Sextortion is about corruption where sex is the currency instead of money. It is also a form of violence where an individual abuses his position of power to have sex in exchange for a job. The concept has received increased attention in connection with international development cooperation. In November, the Expert Group for Aid Analysis (EBA) released a study on the subject that was noticed by SVT. According to Åsa Eldén, one of those who wrote the report from EBA, sextortion is difficult to access.
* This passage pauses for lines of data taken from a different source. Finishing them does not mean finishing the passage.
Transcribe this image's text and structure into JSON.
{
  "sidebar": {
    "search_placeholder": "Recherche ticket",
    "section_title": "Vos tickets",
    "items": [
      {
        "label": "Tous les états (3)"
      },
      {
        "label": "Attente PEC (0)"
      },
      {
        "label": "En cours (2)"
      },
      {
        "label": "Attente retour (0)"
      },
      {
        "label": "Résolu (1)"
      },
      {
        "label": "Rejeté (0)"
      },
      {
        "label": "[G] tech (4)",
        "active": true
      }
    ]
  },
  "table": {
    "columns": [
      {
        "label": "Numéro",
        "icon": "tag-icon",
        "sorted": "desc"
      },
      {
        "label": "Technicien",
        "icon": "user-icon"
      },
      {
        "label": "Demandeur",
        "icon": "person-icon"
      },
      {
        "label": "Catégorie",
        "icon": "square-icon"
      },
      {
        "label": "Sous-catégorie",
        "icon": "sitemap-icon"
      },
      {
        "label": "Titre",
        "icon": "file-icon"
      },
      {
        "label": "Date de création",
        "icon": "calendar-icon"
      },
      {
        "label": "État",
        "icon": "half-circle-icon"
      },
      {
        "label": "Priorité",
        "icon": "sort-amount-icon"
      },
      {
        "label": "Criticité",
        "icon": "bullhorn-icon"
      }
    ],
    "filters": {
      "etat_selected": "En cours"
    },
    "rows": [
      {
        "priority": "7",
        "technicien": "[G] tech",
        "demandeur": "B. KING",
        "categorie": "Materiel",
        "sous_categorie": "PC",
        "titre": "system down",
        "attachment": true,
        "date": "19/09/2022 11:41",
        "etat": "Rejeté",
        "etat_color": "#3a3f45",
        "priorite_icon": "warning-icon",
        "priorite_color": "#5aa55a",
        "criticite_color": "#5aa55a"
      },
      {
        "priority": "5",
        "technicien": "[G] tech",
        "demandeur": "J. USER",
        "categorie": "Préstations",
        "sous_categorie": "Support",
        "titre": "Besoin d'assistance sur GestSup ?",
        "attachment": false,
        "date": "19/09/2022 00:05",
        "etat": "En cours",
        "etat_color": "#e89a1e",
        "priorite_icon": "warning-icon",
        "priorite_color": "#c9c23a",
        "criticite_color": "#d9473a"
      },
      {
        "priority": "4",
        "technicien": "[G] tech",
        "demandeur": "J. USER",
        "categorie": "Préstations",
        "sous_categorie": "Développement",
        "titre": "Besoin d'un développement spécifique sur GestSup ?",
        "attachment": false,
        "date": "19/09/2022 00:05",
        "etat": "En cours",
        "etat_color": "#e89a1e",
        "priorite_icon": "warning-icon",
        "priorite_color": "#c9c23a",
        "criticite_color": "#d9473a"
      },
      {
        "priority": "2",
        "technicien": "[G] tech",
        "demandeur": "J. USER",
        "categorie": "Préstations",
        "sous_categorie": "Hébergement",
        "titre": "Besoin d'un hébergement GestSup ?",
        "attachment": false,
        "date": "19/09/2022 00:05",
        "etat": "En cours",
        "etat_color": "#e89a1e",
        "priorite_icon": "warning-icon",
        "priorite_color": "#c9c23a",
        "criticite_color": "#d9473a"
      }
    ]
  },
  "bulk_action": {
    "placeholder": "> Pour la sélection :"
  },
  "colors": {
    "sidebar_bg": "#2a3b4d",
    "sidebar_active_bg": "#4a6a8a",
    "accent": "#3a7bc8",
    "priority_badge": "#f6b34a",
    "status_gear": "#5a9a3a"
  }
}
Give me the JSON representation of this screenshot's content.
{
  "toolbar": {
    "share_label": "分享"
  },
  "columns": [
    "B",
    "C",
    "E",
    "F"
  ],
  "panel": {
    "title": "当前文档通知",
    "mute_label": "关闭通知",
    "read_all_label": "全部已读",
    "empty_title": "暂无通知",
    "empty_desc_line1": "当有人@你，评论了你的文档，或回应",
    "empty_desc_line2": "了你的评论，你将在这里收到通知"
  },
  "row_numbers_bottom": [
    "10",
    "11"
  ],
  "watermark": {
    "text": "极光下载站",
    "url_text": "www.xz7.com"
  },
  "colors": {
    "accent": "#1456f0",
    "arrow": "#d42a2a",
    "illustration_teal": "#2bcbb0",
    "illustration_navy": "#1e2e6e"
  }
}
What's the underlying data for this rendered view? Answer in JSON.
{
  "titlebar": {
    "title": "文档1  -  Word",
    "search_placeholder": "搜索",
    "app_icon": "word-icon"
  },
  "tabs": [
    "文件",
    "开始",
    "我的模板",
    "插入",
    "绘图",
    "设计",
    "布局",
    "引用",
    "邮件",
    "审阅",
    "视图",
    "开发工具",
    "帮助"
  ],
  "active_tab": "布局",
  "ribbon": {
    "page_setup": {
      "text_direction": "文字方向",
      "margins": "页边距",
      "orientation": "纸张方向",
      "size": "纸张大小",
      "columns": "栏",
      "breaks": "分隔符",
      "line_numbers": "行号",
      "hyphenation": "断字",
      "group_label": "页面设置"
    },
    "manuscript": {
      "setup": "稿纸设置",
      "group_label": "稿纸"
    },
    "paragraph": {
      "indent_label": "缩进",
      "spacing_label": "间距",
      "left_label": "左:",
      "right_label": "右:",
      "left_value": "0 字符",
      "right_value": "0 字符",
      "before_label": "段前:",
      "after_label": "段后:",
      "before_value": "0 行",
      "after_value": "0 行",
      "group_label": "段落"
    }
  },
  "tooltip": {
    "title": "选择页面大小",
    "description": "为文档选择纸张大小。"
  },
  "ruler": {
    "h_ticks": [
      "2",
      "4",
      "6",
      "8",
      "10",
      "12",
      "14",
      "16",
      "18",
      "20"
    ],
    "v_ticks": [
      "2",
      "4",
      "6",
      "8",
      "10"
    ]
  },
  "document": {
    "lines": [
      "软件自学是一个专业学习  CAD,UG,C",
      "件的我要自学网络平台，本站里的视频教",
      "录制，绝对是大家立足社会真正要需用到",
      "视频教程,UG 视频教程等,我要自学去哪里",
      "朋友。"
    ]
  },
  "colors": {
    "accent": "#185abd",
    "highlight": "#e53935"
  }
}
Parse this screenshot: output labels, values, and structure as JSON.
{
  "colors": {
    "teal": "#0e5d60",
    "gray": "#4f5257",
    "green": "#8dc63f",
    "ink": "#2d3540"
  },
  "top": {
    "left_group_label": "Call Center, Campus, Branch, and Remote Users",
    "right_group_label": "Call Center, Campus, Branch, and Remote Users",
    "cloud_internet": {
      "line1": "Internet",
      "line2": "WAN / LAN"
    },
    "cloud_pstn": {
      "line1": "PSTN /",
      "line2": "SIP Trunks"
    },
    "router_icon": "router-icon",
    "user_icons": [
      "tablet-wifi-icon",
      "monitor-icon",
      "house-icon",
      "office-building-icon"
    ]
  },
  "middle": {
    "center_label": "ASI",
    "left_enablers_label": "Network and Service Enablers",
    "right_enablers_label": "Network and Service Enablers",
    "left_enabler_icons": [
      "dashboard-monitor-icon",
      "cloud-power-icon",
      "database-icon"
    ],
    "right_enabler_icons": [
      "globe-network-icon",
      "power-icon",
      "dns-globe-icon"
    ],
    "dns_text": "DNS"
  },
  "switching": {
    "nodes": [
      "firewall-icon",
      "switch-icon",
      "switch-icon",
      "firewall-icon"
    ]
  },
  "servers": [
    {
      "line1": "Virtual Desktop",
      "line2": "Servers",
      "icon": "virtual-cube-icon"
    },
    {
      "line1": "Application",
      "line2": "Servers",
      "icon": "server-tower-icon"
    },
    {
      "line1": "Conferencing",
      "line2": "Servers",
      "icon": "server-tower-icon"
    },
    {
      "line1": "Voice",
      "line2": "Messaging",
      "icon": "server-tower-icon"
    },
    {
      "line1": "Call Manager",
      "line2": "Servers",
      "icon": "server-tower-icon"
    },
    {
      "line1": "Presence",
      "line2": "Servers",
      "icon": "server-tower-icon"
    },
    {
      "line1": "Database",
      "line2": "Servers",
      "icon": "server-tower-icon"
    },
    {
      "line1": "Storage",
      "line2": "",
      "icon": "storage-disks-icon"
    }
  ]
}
- Sextortion "often falls between the chairs" and is an important reason why we wrote our report. This at the same time as previous reports and studies have shown that it is a very widespread phenomenon, something that our study also confirmed. The combination of invisibility and prevalence makes it extra important to study and pay attention to the phenomenon. Aid is an area where Sextortion has received some attention, which makes it a good starting point for studying and mapping the phenomenon.
What are the main conclusions of your study?
- As mentioned above, our study confirms that sex torsion occurs in different parts of society and at different levels. It is a gross violation of human rights - both in itself and because it prevents victims from enjoying rights in all the areas where abuse of power and corruption occurs (eg education, work, the judiciary, health care, etc.). Sex portion is also an obstacle to sustainable development, and contributes to increasing poverty in all its dimensions, says Åsa Eldén.
An important conclusion in the report is that the lack of sextortion as a concept - ie a language to talk about it - makes the phenomenon even more difficult to access. It is therefore important to name sextortion and to find a good and useful definition, according to Eldén. And while there are tools to act against the phenomenon, such as legislation and policy, there are other major obstacles. One such obstacle is the transaction, that the victim receives something in return, which leads to the perpetrator making the victim co-responsible by claiming that there is consent.
- The imbalance in power between victims and perpetrators is invisible, and it is very difficult to get victims to report. We point out in our study that it is always the perpetrator - the one who has a position of power - who is responsible for sextortion, says Åsa Eldén.
The Expert Group for Development Aid (EBA) is a state committee that analyzes and evaluates Swedish international development assistance.